Your assignment
The records are to be reproduced verbatim.

————

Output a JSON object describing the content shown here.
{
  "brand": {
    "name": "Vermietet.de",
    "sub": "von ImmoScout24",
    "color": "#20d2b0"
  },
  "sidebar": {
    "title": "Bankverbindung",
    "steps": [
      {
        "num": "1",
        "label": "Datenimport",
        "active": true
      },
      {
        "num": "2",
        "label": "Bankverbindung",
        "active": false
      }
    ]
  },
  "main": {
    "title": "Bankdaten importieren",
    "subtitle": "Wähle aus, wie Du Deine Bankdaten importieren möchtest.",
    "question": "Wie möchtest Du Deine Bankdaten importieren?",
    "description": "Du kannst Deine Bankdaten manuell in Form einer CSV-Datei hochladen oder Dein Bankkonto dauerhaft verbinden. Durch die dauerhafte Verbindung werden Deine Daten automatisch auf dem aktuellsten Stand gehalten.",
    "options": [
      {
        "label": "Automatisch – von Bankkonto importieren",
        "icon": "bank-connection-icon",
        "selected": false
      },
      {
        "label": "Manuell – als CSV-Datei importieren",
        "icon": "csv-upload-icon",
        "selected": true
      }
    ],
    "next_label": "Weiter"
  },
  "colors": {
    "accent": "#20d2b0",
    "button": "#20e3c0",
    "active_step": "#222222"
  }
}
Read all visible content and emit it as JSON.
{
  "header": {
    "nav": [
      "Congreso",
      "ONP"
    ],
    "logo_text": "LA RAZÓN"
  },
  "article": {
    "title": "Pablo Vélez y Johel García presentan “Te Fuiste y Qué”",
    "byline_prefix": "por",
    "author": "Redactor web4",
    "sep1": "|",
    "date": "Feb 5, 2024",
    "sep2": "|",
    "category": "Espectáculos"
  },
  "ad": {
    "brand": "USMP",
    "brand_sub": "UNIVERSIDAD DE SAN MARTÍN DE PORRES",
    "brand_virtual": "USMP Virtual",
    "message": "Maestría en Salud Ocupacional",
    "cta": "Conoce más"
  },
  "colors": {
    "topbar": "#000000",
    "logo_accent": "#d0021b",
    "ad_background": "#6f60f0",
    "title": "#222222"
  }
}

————

Problem solution
Output a JSON object describing the content shown here.
{
  "brand": {
    "name": "Vermietet.de",
    "sub": "von ImmoScout24",
    "color": "#20d2b0"
  },
  "sidebar": {
    "title": "Bankverbindung",
    "steps": [
      {
        "num": "1",
        "label": "Datenimport",
        "active": true
      },
      {
        "num": "2",
        "label": "Bankverbindung",
        "active": false
      }
    ]
  },
  "main": {
    "title": "Bankdaten importieren",
    "subtitle": "Wähle aus, wie Du Deine Bankdaten importieren möchtest.",
    "question": "Wie möchtest Du Deine Bankdaten importieren?",
    "description": "Du kannst Deine Bankdaten manuell in Form einer CSV-Datei hochladen oder Dein Bankkonto dauerhaft verbinden. Durch die dauerhafte Verbindung werden Deine Daten automatisch auf dem aktuellsten Stand gehalten.",
    "options": [
      {
        "label": "Automatisch – von Bankkonto importieren",
        "icon": "bank-connection-icon",
        "selected": false
      },
      {
        "label": "Manuell – als CSV-Datei importieren",
        "icon": "csv-upload-icon",
        "selected": true
      }
    ],
    "next_label": "Weiter"
  },
  "colors": {
    "accent": "#20d2b0",
    "button": "#20e3c0",
    "active_step": "#222222"
  }
}
Read all visible content and emit it as JSON.
{
  "header": {
    "nav": [
      "Congreso",
      "ONP"
    ],
    "logo_text": "LA RAZÓN"
  },
  "article": {
    "title": "Pablo Vélez y Johel García presentan “Te Fuiste y Qué”",
    "byline_prefix": "por",
    "author": "Redactor web4",
    "sep1": "|",
    "date": "Feb 5, 2024",
    "sep2": "|",
    "category": "Espectáculos"
  },
  "ad": {
    "brand": "USMP",
    "brand_sub": "UNIVERSIDAD DE SAN MARTÍN DE PORRES",
    "brand_virtual": "USMP Virtual",
    "message": "Maestría en Salud Ocupacional",
    "cta": "Conoce más"
  },
  "colors": {
    "topbar": "#000000",
    "logo_accent": "#d0021b",
    "ad_background": "#6f60f0",
    "title": "#222222"
  }
}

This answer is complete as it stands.